> _TASK INSTRUCTIONS_
An exact copy of all the data is required.

> _DATA_
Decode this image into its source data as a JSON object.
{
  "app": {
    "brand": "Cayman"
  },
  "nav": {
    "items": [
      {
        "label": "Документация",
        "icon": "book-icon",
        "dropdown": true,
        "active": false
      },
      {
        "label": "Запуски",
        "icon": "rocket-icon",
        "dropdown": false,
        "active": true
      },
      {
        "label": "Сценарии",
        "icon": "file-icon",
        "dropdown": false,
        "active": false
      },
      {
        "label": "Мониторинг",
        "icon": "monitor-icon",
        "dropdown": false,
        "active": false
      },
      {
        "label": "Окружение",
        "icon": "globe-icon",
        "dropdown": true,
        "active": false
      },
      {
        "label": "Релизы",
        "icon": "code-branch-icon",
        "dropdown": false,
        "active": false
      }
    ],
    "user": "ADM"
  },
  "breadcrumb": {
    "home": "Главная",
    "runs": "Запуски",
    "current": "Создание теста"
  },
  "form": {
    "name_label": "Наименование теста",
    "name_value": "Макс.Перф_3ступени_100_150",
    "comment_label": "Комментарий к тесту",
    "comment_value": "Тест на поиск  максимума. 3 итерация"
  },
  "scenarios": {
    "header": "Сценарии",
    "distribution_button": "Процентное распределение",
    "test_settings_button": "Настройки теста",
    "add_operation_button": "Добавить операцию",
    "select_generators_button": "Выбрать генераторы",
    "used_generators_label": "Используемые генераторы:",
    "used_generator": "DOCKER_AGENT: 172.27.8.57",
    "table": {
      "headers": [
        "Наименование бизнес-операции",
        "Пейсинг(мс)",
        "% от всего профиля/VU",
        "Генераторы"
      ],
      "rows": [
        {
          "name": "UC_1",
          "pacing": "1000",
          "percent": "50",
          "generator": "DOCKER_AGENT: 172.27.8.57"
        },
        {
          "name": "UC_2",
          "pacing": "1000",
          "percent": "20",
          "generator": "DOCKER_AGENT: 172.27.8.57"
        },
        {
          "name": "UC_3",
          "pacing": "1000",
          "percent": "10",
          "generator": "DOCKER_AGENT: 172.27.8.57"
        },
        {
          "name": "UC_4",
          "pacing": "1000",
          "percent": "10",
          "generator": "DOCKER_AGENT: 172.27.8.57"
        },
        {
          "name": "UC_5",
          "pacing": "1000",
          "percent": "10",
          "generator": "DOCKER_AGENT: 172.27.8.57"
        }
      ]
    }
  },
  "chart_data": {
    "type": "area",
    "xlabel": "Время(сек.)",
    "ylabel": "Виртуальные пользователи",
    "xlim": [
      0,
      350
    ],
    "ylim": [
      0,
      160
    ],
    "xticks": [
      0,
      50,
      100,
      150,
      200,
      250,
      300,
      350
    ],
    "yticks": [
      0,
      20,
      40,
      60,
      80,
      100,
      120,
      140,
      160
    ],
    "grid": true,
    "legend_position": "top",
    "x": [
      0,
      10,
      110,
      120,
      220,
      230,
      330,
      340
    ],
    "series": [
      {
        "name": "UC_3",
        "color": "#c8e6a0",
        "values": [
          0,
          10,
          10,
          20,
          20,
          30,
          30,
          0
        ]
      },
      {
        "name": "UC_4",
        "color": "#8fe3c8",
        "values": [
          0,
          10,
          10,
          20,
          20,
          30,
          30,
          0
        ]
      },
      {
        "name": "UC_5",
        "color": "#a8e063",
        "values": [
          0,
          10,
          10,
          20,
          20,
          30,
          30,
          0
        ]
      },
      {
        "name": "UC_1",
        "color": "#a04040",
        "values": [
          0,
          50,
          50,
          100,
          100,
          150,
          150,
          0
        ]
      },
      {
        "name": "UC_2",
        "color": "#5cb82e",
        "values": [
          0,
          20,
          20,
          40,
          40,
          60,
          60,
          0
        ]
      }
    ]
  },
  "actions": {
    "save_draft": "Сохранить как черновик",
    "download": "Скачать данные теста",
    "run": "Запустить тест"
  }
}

> _SOLUTION TO THIS PROBLEM_
Decode this image into its source data as a JSON object.
{
  "app": {
    "brand": "Cayman"
  },
  "nav": {
    "items": [
      {
        "label": "Документация",
        "icon": "book-icon",
        "dropdown": true,
        "active": false
      },
      {
        "label": "Запуски",
        "icon": "rocket-icon",
        "dropdown": false,
        "active": true
      },
      {
        "label": "Сценарии",
        "icon": "file-icon",
        "dropdown": false,
        "active": false
      },
      {
        "label": "Мониторинг",
        "icon": "monitor-icon",
        "dropdown": false,
        "active": false
      },
      {
        "label": "Окружение",
        "icon": "globe-icon",
        "dropdown": true,
        "active": false
      },
      {
        "label": "Релизы",
        "icon": "code-branch-icon",
        "dropdown": false,
        "active": false
      }
    ],
    "user": "ADM"
  },
  "breadcrumb": {
    "home": "Главная",
    "runs": "Запуски",
    "current": "Создание теста"
  },
  "form": {
    "name_label": "Наименование теста",
    "name_value": "Макс.Перф_3ступени_100_150",
    "comment_label": "Комментарий к тесту",
    "comment_value": "Тест на поиск  максимума. 3 итерация"
  },
  "scenarios": {
    "header": "Сценарии",
    "distribution_button": "Процентное распределение",
    "test_settings_button": "Настройки теста",
    "add_operation_button": "Добавить операцию",
    "select_generators_button": "Выбрать генераторы",
    "used_generators_label": "Используемые генераторы:",
    "used_generator": "DOCKER_AGENT: 172.27.8.57",
    "table": {
      "headers": [
        "Наименование бизнес-операции",
        "Пейсинг(мс)",
        "% от всего профиля/VU",
        "Генераторы"
      ],
      "rows": [
        {
          "name": "UC_1",
          "pacing": "1000",
          "percent": "50",
          "generator": "DOCKER_AGENT: 172.27.8.57"
        },
        {
          "name": "UC_2",
          "pacing": "1000",
          "percent": "20",
          "generator": "DOCKER_AGENT: 172.27.8.57"
        },
        {
          "name": "UC_3",
          "pacing": "1000",
          "percent": "10",
          "generator": "DOCKER_AGENT: 172.27.8.57"
        },
        {
          "name": "UC_4",
          "pacing": "1000",
          "percent": "10",
          "generator": "DOCKER_AGENT: 172.27.8.57"
        },
        {
          "name": "UC_5",
          "pacing": "1000",
          "percent": "10",
          "generator": "DOCKER_AGENT: 172.27.8.57"
        }
      ]
    }
  },
  "chart_data": {
    "type": "area",
    "xlabel": "Время(сек.)",
    "ylabel": "Виртуальные пользователи",
    "xlim": [
      0,
      350
    ],
    "ylim": [
      0,
      160
    ],
    "xticks": [
      0,
      50,
      100,
      150,
      200,
      250,
      300,
      350
    ],
    "yticks": [
      0,
      20,
      40,
      60,
      80,
      100,
      120,
      140,
      160
    ],
    "grid": true,
    "legend_position": "top",
    "x": [
      0,
      10,
      110,
      120,
      220,
      230,
      330,
      340
    ],
    "series": [
      {
        "name": "UC_3",
        "color": "#c8e6a0",
        "values": [
          0,
          10,
          10,
          20,
          20,
          30,
          30,
          0
        ]
      },
      {
        "name": "UC_4",
        "color": "#8fe3c8",
        "values": [
          0,
          10,
          10,
          20,
          20,
          30,
          30,
          0
        ]
      },
      {
        "name": "UC_5",
        "color": "#a8e063",
        "values": [
          0,
          10,
          10,
          20,
          20,
          30,
          30,
          0
        ]
      },
      {
        "name": "UC_1",
        "color": "#a04040",
        "values": [
          0,
          50,
          50,
          100,
          100,
          150,
          150,
          0
        ]
      },
      {
        "name": "UC_2",
        "color": "#5cb82e",
        "values": [
          0,
          20,
          20,
          40,
          40,
          60,
          60,
          0
        ]
      }
    ]
  },
  "actions": {
    "save_draft": "Сохранить как черновик",
    "download": "Скачать данные теста",
    "run": "Запустить тест"
  }
}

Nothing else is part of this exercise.